Councillors in Brighton & Hove consider anti-racist schools plan

Graham Robson November 10, 2020

Councillors in Brighton & Hove are being asked to support the development of a city-wide anti-racist schools strategy, which would see Brighton & Hove City Council‘s (BHCC) education team working in partnership with the Brighton & Hove Educators of Colour Collective (BHECC).

BHECC was founded by a group of staff during the summer to support and empower educators of colour and to support anti-racist action in schools. The Collective has worked with a consultant commissioned by BHCC to draft a strategy with racial literacy training at its centre. Its aims are to prevent and mitigate the racism within the educational system, and support more effectively those in school communities experiencing racism.

The strategy, which would launch in April, would cover all aspects of school life including:
– Reviewing the curriculum and existing school policies
– Training for staff and governors
– Developing pupil and student racial literacy
– Incident reporting and support for BAME pupils and students and their parents.

A report on the proposed strategy is due to be considered by BHCC’s Children, Young People and Skills Committee on Monday, November 9.

Councillor Hannah Clare, chair of the committee, said: “A recent YMCA poll of black children found that 95% of them hear racist language and half think racism is their biggest barrier to success.

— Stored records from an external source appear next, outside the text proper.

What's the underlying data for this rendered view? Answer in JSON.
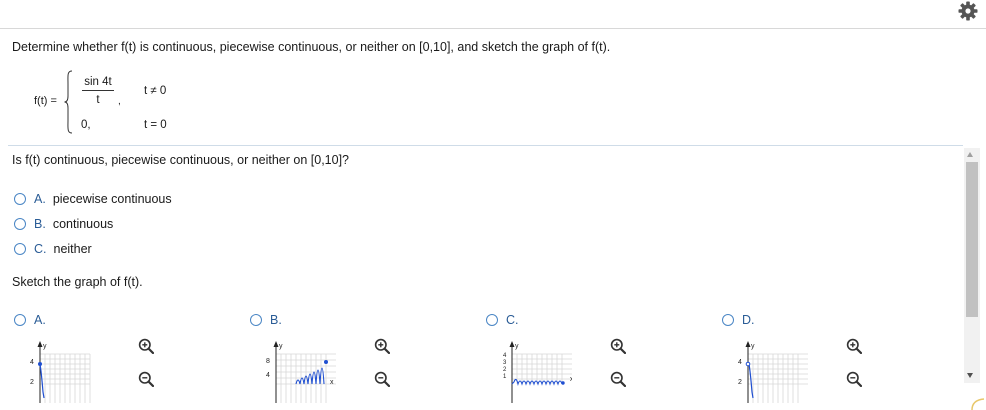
{
  "question": {
    "prompt": "Determine whether f(t) is continuous, piecewise continuous, or neither on [0,10], and sketch the graph of f(t).",
    "function": {
      "label": "f(t) =",
      "numerator": "sin 4t",
      "denominator": "t",
      "comma": ",",
      "condition1": "t ≠ 0",
      "value2": "0,",
      "condition2": "t = 0"
    },
    "sub_question": "Is f(t) continuous, piecewise continuous, or neither on [0,10]?",
    "choices": [
      {
        "letter": "A.",
        "text": "piecewise continuous"
      },
      {
        "letter": "B.",
        "text": "continuous"
      },
      {
        "letter": "C.",
        "text": "neither"
      }
    ],
    "sketch_prompt": "Sketch the graph of f(t).",
    "graph_options": [
      {
        "letter": "A.",
        "y_ticks": [
          "4",
          "2"
        ],
        "axis_y": "y",
        "axis_x": ""
      },
      {
        "letter": "B.",
        "y_ticks": [
          "8",
          "4"
        ],
        "axis_y": "y",
        "axis_x": "x"
      },
      {
        "letter": "C.",
        "y_ticks": [
          "4",
          "3",
          "2",
          "1"
        ],
        "axis_y": "y",
        "axis_x": "x"
      },
      {
        "letter": "D.",
        "y_ticks": [
          "4",
          "2"
        ],
        "axis_y": "y",
        "axis_x": ""
      }
    ]
  },
  "icons": {
    "settings": "gear-icon",
    "zoom_in": "zoom-in-icon",
    "zoom_out": "zoom-out-icon"
  },
  "colors": {
    "accent": "#2a5c96",
    "radio": "#4a86c5",
    "graph_blue": "#1f4fd1"
  }
}
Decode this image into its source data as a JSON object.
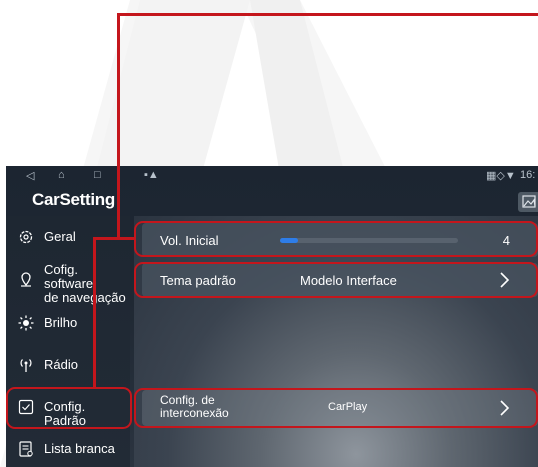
{
  "status_bar": {
    "time": "16:"
  },
  "app": {
    "title": "CarSetting"
  },
  "sidebar": {
    "items": [
      {
        "label": "Geral",
        "icon": "gear-icon"
      },
      {
        "label_line1": "Cofig. software",
        "label_line2": "de navegação",
        "icon": "navigation-pin-icon"
      },
      {
        "label": "Brilho",
        "icon": "brightness-icon"
      },
      {
        "label": "Rádio",
        "icon": "radio-icon"
      },
      {
        "label": "Config. Padrão",
        "icon": "checkbox-icon",
        "selected": true
      },
      {
        "label": "Lista branca",
        "icon": "list-icon"
      }
    ]
  },
  "settings": {
    "volume": {
      "label": "Vol. Inicial",
      "value": "4",
      "level": 0.1
    },
    "theme": {
      "label": "Tema padrão",
      "value": "Modelo Interface"
    },
    "interconnect": {
      "label_line1": "Config. de",
      "label_line2": "interconexão",
      "value": "CarPlay"
    }
  },
  "colors": {
    "highlight": "#c4161c",
    "accent": "#2e7de8"
  }
}
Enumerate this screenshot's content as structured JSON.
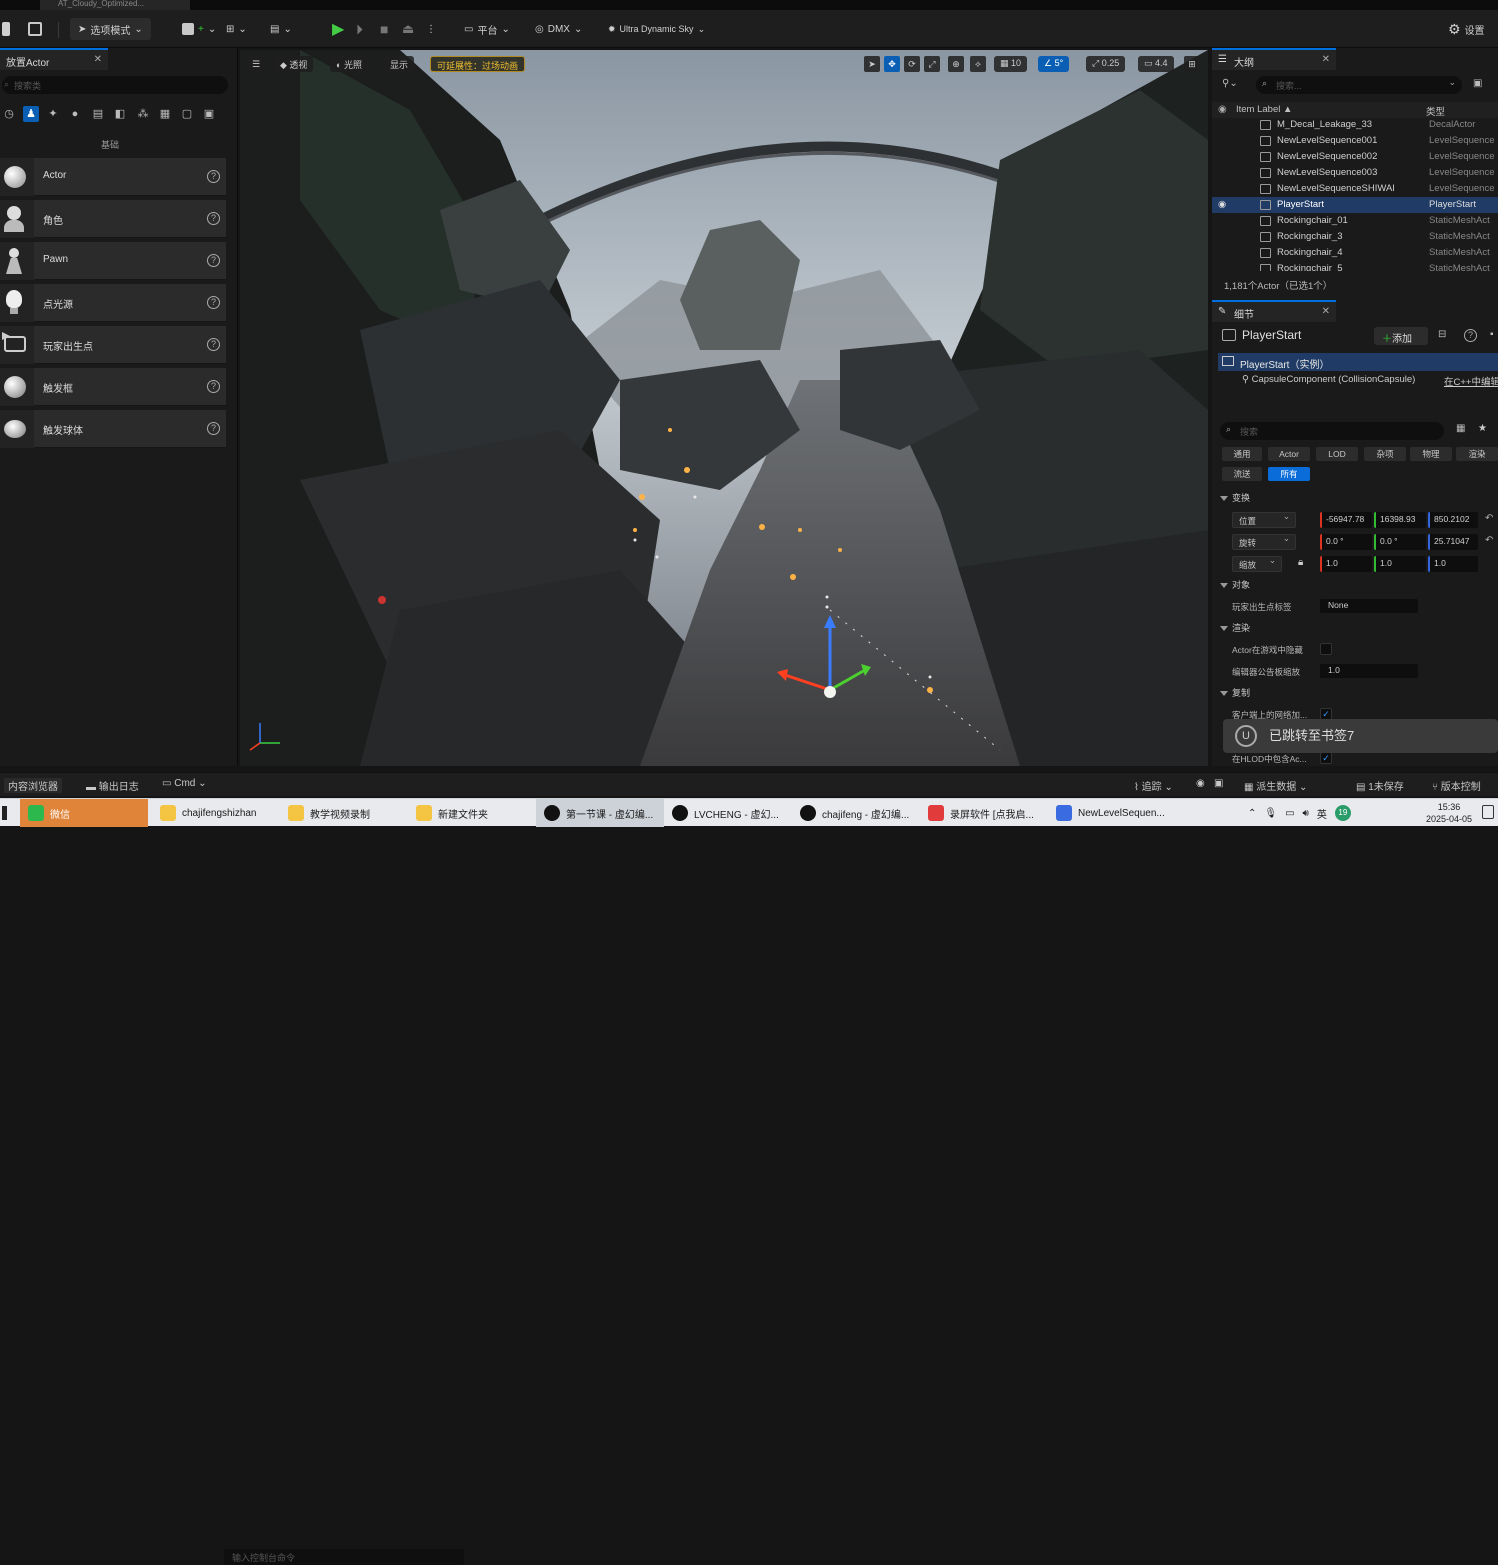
{
  "titlebar": {
    "tab_label": "AT_Cloudy_Optimized..."
  },
  "toolbar": {
    "mode_label": "选项模式",
    "platform_label": "平台",
    "dmx_label": "DMX",
    "sky_label": "Ultra Dynamic Sky",
    "settings_label": "设置"
  },
  "place_actor": {
    "tab_label": "放置Actor",
    "search_placeholder": "搜索类",
    "section_label": "基础",
    "items": [
      {
        "label": "Actor"
      },
      {
        "label": "角色"
      },
      {
        "label": "Pawn"
      },
      {
        "label": "点光源"
      },
      {
        "label": "玩家出生点"
      },
      {
        "label": "触发框"
      },
      {
        "label": "触发球体"
      }
    ]
  },
  "viewport": {
    "perspective_label": "透视",
    "lighting_label": "光照",
    "show_label": "显示",
    "scalability_label": "可延展性：过场动画",
    "grid_value": "10",
    "angle_value": "5°",
    "scale_value": "0.25",
    "camera_speed": "4.4"
  },
  "outliner": {
    "tab_label": "大纲",
    "search_placeholder": "搜索...",
    "col_label": "Item Label",
    "col_type": "类型",
    "rows": [
      {
        "name": "M_Decal_Leakage_33",
        "type": "DecalActor"
      },
      {
        "name": "NewLevelSequence001",
        "type": "LevelSequence"
      },
      {
        "name": "NewLevelSequence002",
        "type": "LevelSequence"
      },
      {
        "name": "NewLevelSequence003",
        "type": "LevelSequence"
      },
      {
        "name": "NewLevelSequenceSHIWAI",
        "type": "LevelSequence"
      },
      {
        "name": "PlayerStart",
        "type": "PlayerStart"
      },
      {
        "name": "Rockingchair_01",
        "type": "StaticMeshAct"
      },
      {
        "name": "Rockingchair_3",
        "type": "StaticMeshAct"
      },
      {
        "name": "Rockingchair_4",
        "type": "StaticMeshAct"
      },
      {
        "name": "Rockingchair_5",
        "type": "StaticMeshAct"
      }
    ],
    "footer": "1,181个Actor（已选1个）"
  },
  "details": {
    "tab_label": "细节",
    "actor_name": "PlayerStart",
    "add_label": "添加",
    "instance_label": "PlayerStart（实例）",
    "component_label": "CapsuleComponent (CollisionCapsule)",
    "cpp_link": "在C++中编辑",
    "search_placeholder": "搜索",
    "filters": [
      "通用",
      "Actor",
      "LOD",
      "杂项",
      "物理",
      "渲染",
      "流送",
      "所有"
    ],
    "transform_label": "变换",
    "location_label": "位置",
    "location": [
      "-56947.78",
      "16398.93",
      "850.2102"
    ],
    "rotation_label": "旋转",
    "rotation": [
      "0.0 °",
      "0.0 °",
      "25.71047"
    ],
    "scale_label": "缩放",
    "scale": [
      "1.0",
      "1.0",
      "1.0"
    ],
    "object_label": "对象",
    "tag_label": "玩家出生点标签",
    "tag_value": "None",
    "render_label": "渲染",
    "hidden_label": "Actor在游戏中隐藏",
    "billboard_label": "编辑器公告板缩放",
    "billboard_value": "1.0",
    "replication_label": "复制",
    "net_label": "客户端上的网络加...",
    "hlod_label": "在HLOD中包含Ac..."
  },
  "toast": {
    "text": "已跳转至书签7"
  },
  "bottombar": {
    "content_browser": "内容浏览器",
    "output_log": "输出日志",
    "cmd_label": "Cmd",
    "console_placeholder": "输入控制台命令",
    "trace_label": "追踪",
    "derived_data": "派生数据",
    "unsaved": "1未保存",
    "version_control": "版本控制"
  },
  "taskbar": {
    "items": [
      {
        "label": "微信"
      },
      {
        "label": "chajifengshizhan"
      },
      {
        "label": "教学视频录制"
      },
      {
        "label": "新建文件夹"
      },
      {
        "label": "第一节课 - 虚幻编..."
      },
      {
        "label": "LVCHENG - 虚幻..."
      },
      {
        "label": "chajifeng - 虚幻编..."
      },
      {
        "label": "录屏软件 [点我启..."
      },
      {
        "label": "NewLevelSequen..."
      }
    ],
    "lang": "英",
    "badge": "19",
    "time": "15:36",
    "date": "2025-04-05"
  }
}
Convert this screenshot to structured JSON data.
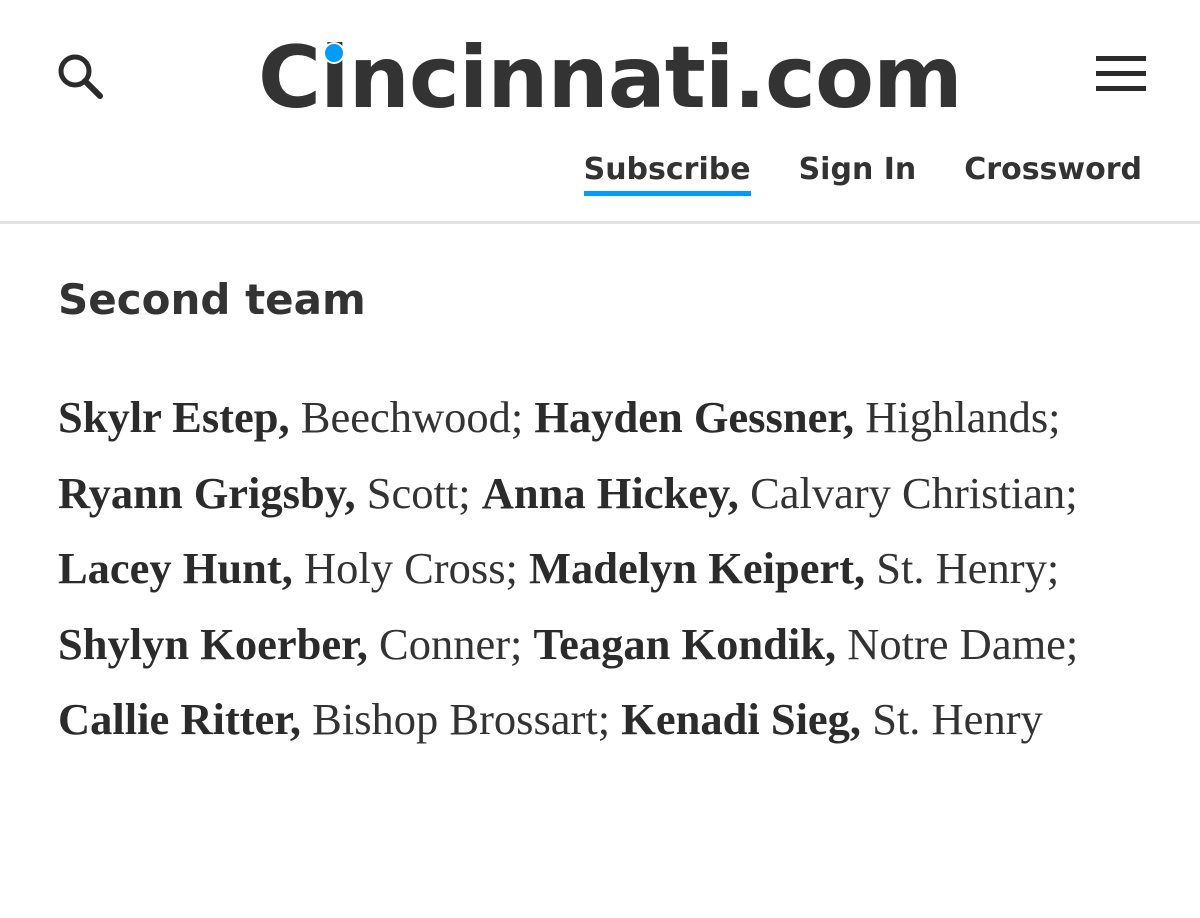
{
  "header": {
    "logo_text_before": "C",
    "logo_dotted_letter": "i",
    "logo_text_after": "ncinnati.com",
    "nav": {
      "subscribe_label": "Subscribe",
      "signin_label": "Sign In",
      "crossword_label": "Crossword"
    }
  },
  "colors": {
    "accent": "#009bff",
    "text": "#333333",
    "divider": "#e3e3e3"
  },
  "icons": {
    "search": "search-icon",
    "menu": "hamburger-menu-icon"
  },
  "article": {
    "section_title": "Second team",
    "roster": [
      {
        "name": "Skylr Estep,",
        "school": " Beechwood; "
      },
      {
        "name": "Hayden Gessner,",
        "school": " Highlands; "
      },
      {
        "name": "Ryann Grigsby,",
        "school": " Scott; "
      },
      {
        "name": "Anna Hickey,",
        "school": " Calvary Christian; "
      },
      {
        "name": "Lacey Hunt,",
        "school": " Holy Cross; "
      },
      {
        "name": "Madelyn Keipert,",
        "school": " St. Henry; "
      },
      {
        "name": "Shylyn Koerber,",
        "school": " Conner; "
      },
      {
        "name": "Teagan Kondik,",
        "school": " Notre Dame; "
      },
      {
        "name": "Callie Ritter,",
        "school": " Bishop Brossart; "
      },
      {
        "name": "Kenadi Sieg,",
        "school": " St. Henry"
      }
    ]
  }
}
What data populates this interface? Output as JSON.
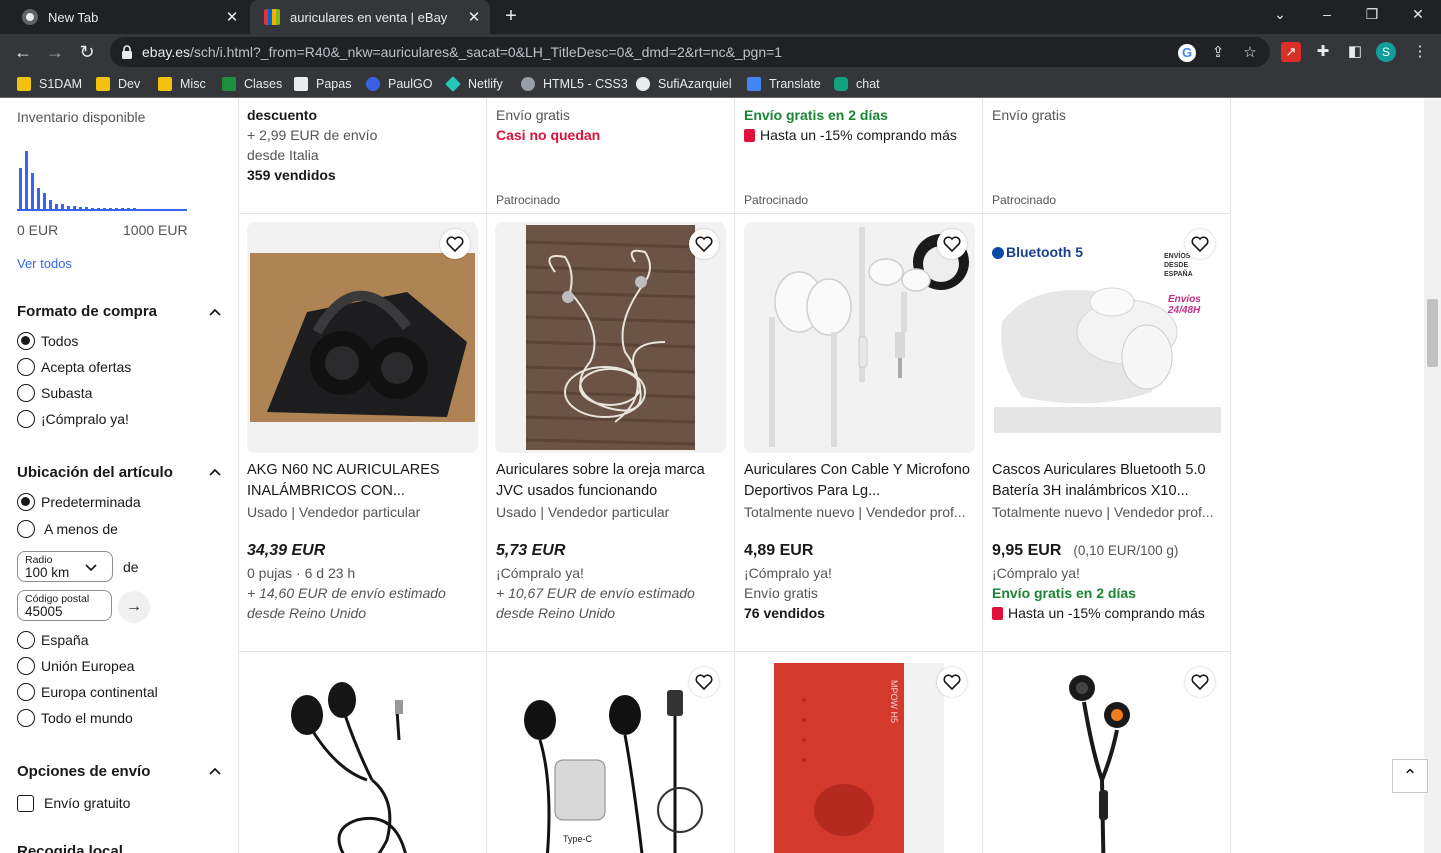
{
  "browser": {
    "tabs": [
      {
        "label": "New Tab",
        "active": false
      },
      {
        "label": "auriculares en venta | eBay",
        "active": true
      }
    ],
    "url_host": "ebay.es",
    "url_path": "/sch/i.html?_from=R40&_nkw=auriculares&_sacat=0&LH_TitleDesc=0&_dmd=2&rt=nc&_pgn=1",
    "profile_initial": "S",
    "bookmarks": [
      "S1DAM",
      "Dev",
      "Misc",
      "Clases",
      "Papas",
      "PaulGO",
      "Netlify",
      "HTML5 - CSS3",
      "SufiAzarquiel",
      "Translate",
      "chat"
    ]
  },
  "sidebar": {
    "inventory_label": "Inventario disponible",
    "histogram": [
      0.62,
      0.88,
      0.55,
      0.32,
      0.24,
      0.13,
      0.08,
      0.07,
      0.05,
      0.04,
      0.03,
      0.03,
      0.02,
      0.02,
      0.02,
      0.02,
      0.01,
      0.01,
      0.01,
      0.01
    ],
    "range_min": "0 EUR",
    "range_max": "1000 EUR",
    "see_all": "Ver todos",
    "format_title": "Formato de compra",
    "format_options": [
      "Todos",
      "Acepta ofertas",
      "Subasta",
      "¡Cómpralo ya!"
    ],
    "location_title": "Ubicación del artículo",
    "location_default": "Predeterminada",
    "location_within": "A menos de",
    "radius_label": "Radio",
    "radius_value": "100 km",
    "of_label": "de",
    "postal_label": "Código postal",
    "postal_value": "45005",
    "location_options": [
      "España",
      "Unión Europea",
      "Europa continental",
      "Todo el mundo"
    ],
    "shipping_title": "Opciones de envío",
    "free_shipping": "Envío gratuito",
    "local_pickup": "Recogida local"
  },
  "top_row": [
    {
      "lines": [
        "descuento",
        "+ 2,99 EUR de envío",
        "desde Italia",
        "359 vendidos"
      ]
    },
    {
      "lines": [
        "Envío gratis",
        "Casi no quedan"
      ],
      "sponsored": "Patrocinado"
    },
    {
      "lines": [
        "Envío gratis en 2 días",
        "Hasta un -15% comprando más"
      ],
      "sponsored": "Patrocinado"
    },
    {
      "lines": [
        "Envío gratis"
      ],
      "sponsored": "Patrocinado"
    }
  ],
  "items": [
    {
      "title": "AKG N60 NC AURICULARES INALÁMBRICOS CON...",
      "condition": "Usado | Vendedor particular",
      "price": "34,39 EUR",
      "l1": "0 pujas · 6 d 23 h",
      "l2": "+ 14,60 EUR de envío estimado",
      "l3": "desde Reino Unido"
    },
    {
      "title": "Auriculares sobre la oreja marca JVC usados funcionando",
      "condition": "Usado | Vendedor particular",
      "price": "5,73 EUR",
      "l1": "¡Cómpralo ya!",
      "l2": "+ 10,67 EUR de envío estimado",
      "l3": "desde Reino Unido"
    },
    {
      "title": "Auriculares Con Cable Y Microfono Deportivos Para Lg...",
      "condition": "Totalmente nuevo | Vendedor prof...",
      "price": "4,89 EUR",
      "l1": "¡Cómpralo ya!",
      "l2": "Envío gratis",
      "l3": "76 vendidos"
    },
    {
      "title": "Cascos Auriculares Bluetooth 5.0 Batería 3H inalámbricos X10...",
      "condition": "Totalmente nuevo | Vendedor prof...",
      "price": "9,95 EUR",
      "unit_price": "(0,10 EUR/100 g)",
      "l1": "¡Cómpralo ya!",
      "l2": "Envío gratis en 2 días",
      "l3": "Hasta un -15% comprando más"
    }
  ],
  "image_labels": {
    "bluetooth": "Bluetooth 5",
    "spain": "ENVÍOS DESDE ESPAÑA",
    "fast": "Envíos 24/48H",
    "usbc": "Type-C",
    "box": "MPOW H5"
  },
  "colors": {
    "accent": "#3665f3",
    "green": "#1a8533",
    "red": "#e0103a"
  }
}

We cannot let this continue.

“I’d like to welcome the formation of the BHECC and thank them for sharing their expertise and experience and agreeing to work with us on this vital initiative.

“A lot of good work in this area has already begun. For example, PSHE materials are being developed to support secondary students to understand the structural nature of racism.

“The council’s education team is making sure all their staff have received racial literacy training by April 2021.

“This will ensure that all support offered to schools comes from a place of understanding systemic racism and so all can play a part in challenging it.

“The Black Lives Matter movement has energised people all over the world. Action on this issue is well overdue and I look forward to future action being taken to tackle racism in our schools.”

Councillor John Allcock, the committee’s opposition spokesperson, added: “There’s a real momentum in our city and our schools now to make meaningful, structural changes that will start to dismantle racism and improve daily lived experiences and opportunities for our children and young people from black and other ethnic minority communities.

“Pupils do better and feel better at school when they are valued and heard. So this is not just about respect and decency, it’s also about social cohesion and improving academic standards across the city.

“I very much welcome this initiative and am grateful to the BHECC for sharing their voice and leading this work in order to support and enable the council to take the first important steps.”